- Director: Syllas Tzoumerkas
- Writer: Syllas Tzoumerkas; Youla Boudali
- Producer: Maria Drandaki
Structure is everything...especially in film! Strong foundations are crucial...without them everything falls apart. Ironically, this film has the strongest of foundations - the opening scene is fierce. And then, sadly, it literally falls apart...for a while...waiting for something to happen...when that 'thing' eventually does [belatedly] happen, the audience couldn't care less. Why? Because...what Syllas Tzoumerkas [erroneously] did is to make his central character so bloody unlikeable that you don't give a hoot if this drunken police chief solves the [long awaited] crime or not. Obviously, she does...in an absolute [inconceivable] flash!
All this film needed was a brutal script editor, someone who could see the wood behind the trees. Quite possibly, Mr Tzoumerkas' intention was to present humdrum daily monotony as a foil against the abject disturbia that follows. It certainly is as disturbing as disturbing gets...but, the lead up, all that flaff...well, disappointingly so, let's just say that there was way too much flaffing around before the final event and leave it at that!
Elisabeth is police chief of the Greek coastal town of Mesolongi. When she speaks, it sounds like angry barking. She drinks too much, constantly swears and is sleeping with a married doctor. Her transfer from Athens to this small fishing village ten years ago still rankles with her. Her adolescent son Dimitris is all too familiar with his mother’s moods. If she overdoes it after a shared dinner in a bar, he goes home. Rita comes from Mesolongi and works in a factory; her brother is something of a local celebrity. He sometimes makes her join him on stage during his club appearances. Rita is also deeply dissatisfied. But then a death tears apart the already fragile network of relationships between the villagers, revealing an even more damaged structure beneath.

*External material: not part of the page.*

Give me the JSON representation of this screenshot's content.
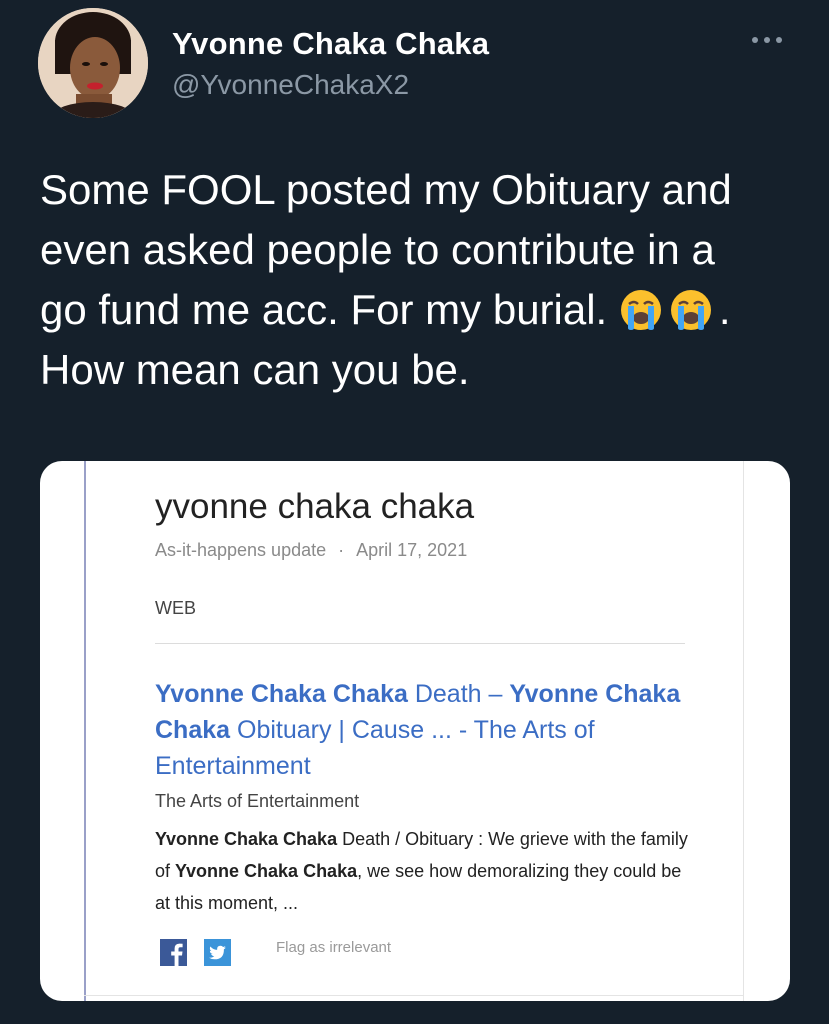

Syllas Tzoumerkas’s third film portrays an extraordinary policewoman in the shape of Elisabeth. His protagonist is bulky, frustrated and ungracious. Angeliki Papoulia’s brilliant performance and the surprisingly shocking plot of To Thávma tis thálassas ton Sargassón (The Miracle of the Sargasso Sea) means we are served up a small-town nightmare garnished with eels and several layers of interpretation.